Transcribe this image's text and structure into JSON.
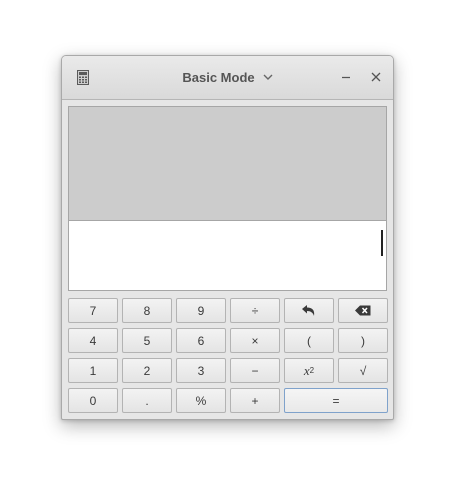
{
  "titlebar": {
    "title": "Basic Mode",
    "icons": {
      "app": "calculator-icon",
      "mode_menu": "chevron-down-icon",
      "minimize": "minimize-icon",
      "close": "close-icon"
    }
  },
  "display": {
    "history": "",
    "entry": ""
  },
  "keypad": {
    "row1": [
      "7",
      "8",
      "9",
      "÷",
      "",
      ""
    ],
    "row2": [
      "4",
      "5",
      "6",
      "×",
      "(",
      ")"
    ],
    "row3": [
      "1",
      "2",
      "3",
      "−",
      "x",
      "√"
    ],
    "row3_superscript": "2",
    "row4": [
      "0",
      ".",
      "%",
      "+",
      "="
    ],
    "icon_keys": {
      "undo": "undo-icon",
      "backspace": "backspace-icon"
    }
  }
}
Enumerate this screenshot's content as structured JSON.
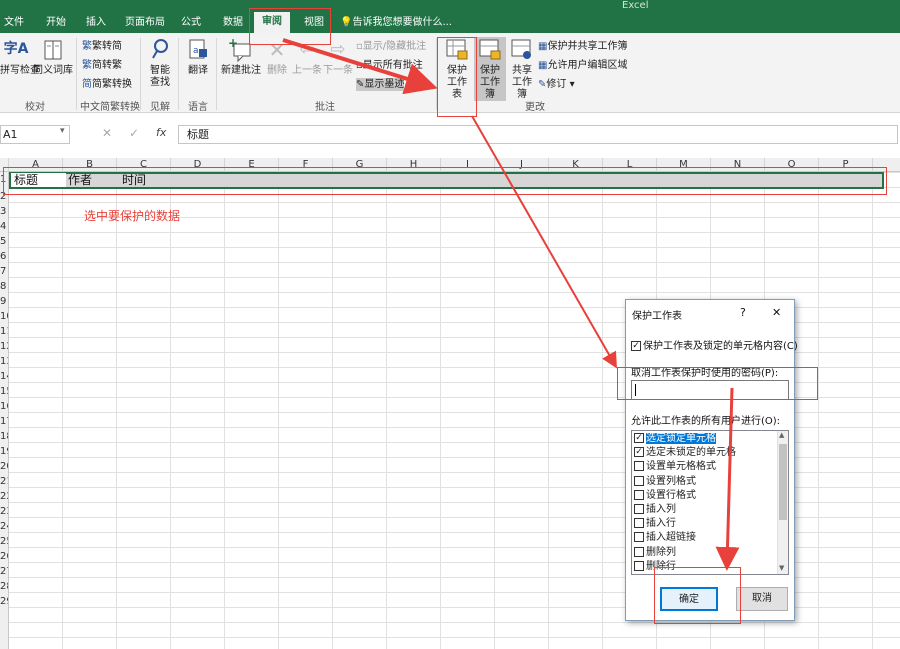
{
  "window": {
    "title": "Excel"
  },
  "tabs": [
    "文件",
    "开始",
    "插入",
    "页面布局",
    "公式",
    "数据",
    "审阅",
    "视图"
  ],
  "tell_me": "告诉我您想要做什么...",
  "ribbon": {
    "proofing": {
      "spell": "拼写检查",
      "thesaurus": "同义词库",
      "label": "校对"
    },
    "chinese": {
      "t2s": "繁转简",
      "s2t": "简转繁",
      "convert": "简繁转换",
      "label": "中文简繁转换"
    },
    "insights": {
      "smart": "智能查找",
      "label": "见解"
    },
    "language": {
      "translate": "翻译",
      "label": "语言"
    },
    "comments": {
      "new": "新建批注",
      "delete": "删除",
      "prev": "上一条",
      "next": "下一条",
      "show_hide": "显示/隐藏批注",
      "show_all": "显示所有批注",
      "show_ink": "显示墨迹",
      "label": "批注"
    },
    "changes": {
      "protect_sheet": "保护工作表",
      "protect_book": "保护工作簿",
      "share_book": "共享工作簿",
      "protect_share": "保护并共享工作簿",
      "allow_edit": "允许用户编辑区域",
      "track": "修订",
      "label": "更改"
    }
  },
  "formula_bar": {
    "name_box": "A1",
    "value": "标题"
  },
  "columns": [
    "A",
    "B",
    "C",
    "D",
    "E",
    "F",
    "G",
    "H",
    "I",
    "J",
    "K",
    "L",
    "M",
    "N",
    "O",
    "P"
  ],
  "rows": [
    "1",
    "2",
    "3",
    "4",
    "5",
    "6",
    "7",
    "8",
    "9",
    "10",
    "11",
    "12",
    "13",
    "14",
    "15",
    "16",
    "17",
    "18",
    "19",
    "20",
    "21",
    "22",
    "23",
    "24",
    "25",
    "26",
    "27",
    "28",
    "29"
  ],
  "cells": {
    "a1": "标题",
    "b1": "作者",
    "c1": "时间"
  },
  "annotation": "选中要保护的数据",
  "dialog": {
    "title": "保护工作表",
    "help": "?",
    "close": "✕",
    "protect_check_label": "保护工作表及锁定的单元格内容(C)",
    "password_label": "取消工作表保护时使用的密码(P):",
    "password_value": "",
    "allow_label": "允许此工作表的所有用户进行(O):",
    "permissions": [
      {
        "label": "选定锁定单元格",
        "checked": true
      },
      {
        "label": "选定未锁定的单元格",
        "checked": true
      },
      {
        "label": "设置单元格格式",
        "checked": false
      },
      {
        "label": "设置列格式",
        "checked": false
      },
      {
        "label": "设置行格式",
        "checked": false
      },
      {
        "label": "插入列",
        "checked": false
      },
      {
        "label": "插入行",
        "checked": false
      },
      {
        "label": "插入超链接",
        "checked": false
      },
      {
        "label": "删除列",
        "checked": false
      },
      {
        "label": "删除行",
        "checked": false
      }
    ],
    "ok": "确定",
    "cancel": "取消"
  },
  "colors": {
    "accent": "#217346",
    "annotation": "#e8403a",
    "selection": "#0078d7"
  }
}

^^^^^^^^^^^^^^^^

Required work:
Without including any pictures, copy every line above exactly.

Response:
Transcribe this image's text and structure into JSON.
{
  "titlebar": {
    "title": "Basic Mode",
    "icons": {
      "app": "calculator-icon",
      "mode_menu": "chevron-down-icon",
      "minimize": "minimize-icon",
      "close": "close-icon"
    }
  },
  "display": {
    "history": "",
    "entry": ""
  },
  "keypad": {
    "row1": [
      "7",
      "8",
      "9",
      "÷",
      "",
      ""
    ],
    "row2": [
      "4",
      "5",
      "6",
      "×",
      "(",
      ")"
    ],
    "row3": [
      "1",
      "2",
      "3",
      "−",
      "x",
      "√"
    ],
    "row3_superscript": "2",
    "row4": [
      "0",
      ".",
      "%",
      "+",
      "="
    ],
    "icon_keys": {
      "undo": "undo-icon",
      "backspace": "backspace-icon"
    }
  }
}
Enumerate this screenshot's content as structured JSON.
{
  "window": {
    "title": "Excel"
  },
  "tabs": [
    "文件",
    "开始",
    "插入",
    "页面布局",
    "公式",
    "数据",
    "审阅",
    "视图"
  ],
  "tell_me": "告诉我您想要做什么...",
  "ribbon": {
    "proofing": {
      "spell": "拼写检查",
      "thesaurus": "同义词库",
      "label": "校对"
    },
    "chinese": {
      "t2s": "繁转简",
      "s2t": "简转繁",
      "convert": "简繁转换",
      "label": "中文简繁转换"
    },
    "insights": {
      "smart": "智能查找",
      "label": "见解"
    },
    "language": {
      "translate": "翻译",
      "label": "语言"
    },
    "comments": {
      "new": "新建批注",
      "delete": "删除",
      "prev": "上一条",
      "next": "下一条",
      "show_hide": "显示/隐藏批注",
      "show_all": "显示所有批注",
      "show_ink": "显示墨迹",
      "label": "批注"
    },
    "changes": {
      "protect_sheet": "保护工作表",
      "protect_book": "保护工作簿",
      "share_book": "共享工作簿",
      "protect_share": "保护并共享工作簿",
      "allow_edit": "允许用户编辑区域",
      "track": "修订",
      "label": "更改"
    }
  },
  "formula_bar": {
    "name_box": "A1",
    "value": "标题"
  },
  "columns": [
    "A",
    "B",
    "C",
    "D",
    "E",
    "F",
    "G",
    "H",
    "I",
    "J",
    "K",
    "L",
    "M",
    "N",
    "O",
    "P"
  ],
  "rows": [
    "1",
    "2",
    "3",
    "4",
    "5",
    "6",
    "7",
    "8",
    "9",
    "10",
    "11",
    "12",
    "13",
    "14",
    "15",
    "16",
    "17",
    "18",
    "19",
    "20",
    "21",
    "22",
    "23",
    "24",
    "25",
    "26",
    "27",
    "28",
    "29"
  ],
  "cells": {
    "a1": "标题",
    "b1": "作者",
    "c1": "时间"
  },
  "annotation": "选中要保护的数据",
  "dialog": {
    "title": "保护工作表",
    "help": "?",
    "close": "✕",
    "protect_check_label": "保护工作表及锁定的单元格内容(C)",
    "password_label": "取消工作表保护时使用的密码(P):",
    "password_value": "",
    "allow_label": "允许此工作表的所有用户进行(O):",
    "permissions": [
      {
        "label": "选定锁定单元格",
        "checked": true
      },
      {
        "label": "选定未锁定的单元格",
        "checked": true
      },
      {
        "label": "设置单元格格式",
        "checked": false
      },
      {
        "label": "设置列格式",
        "checked": false
      },
      {
        "label": "设置行格式",
        "checked": false
      },
      {
        "label": "插入列",
        "checked": false
      },
      {
        "label": "插入行",
        "checked": false
      },
      {
        "label": "插入超链接",
        "checked": false
      },
      {
        "label": "删除列",
        "checked": false
      },
      {
        "label": "删除行",
        "checked": false
      }
    ],
    "ok": "确定",
    "cancel": "取消"
  },
  "colors": {
    "accent": "#217346",
    "annotation": "#e8403a",
    "selection": "#0078d7"
  }
}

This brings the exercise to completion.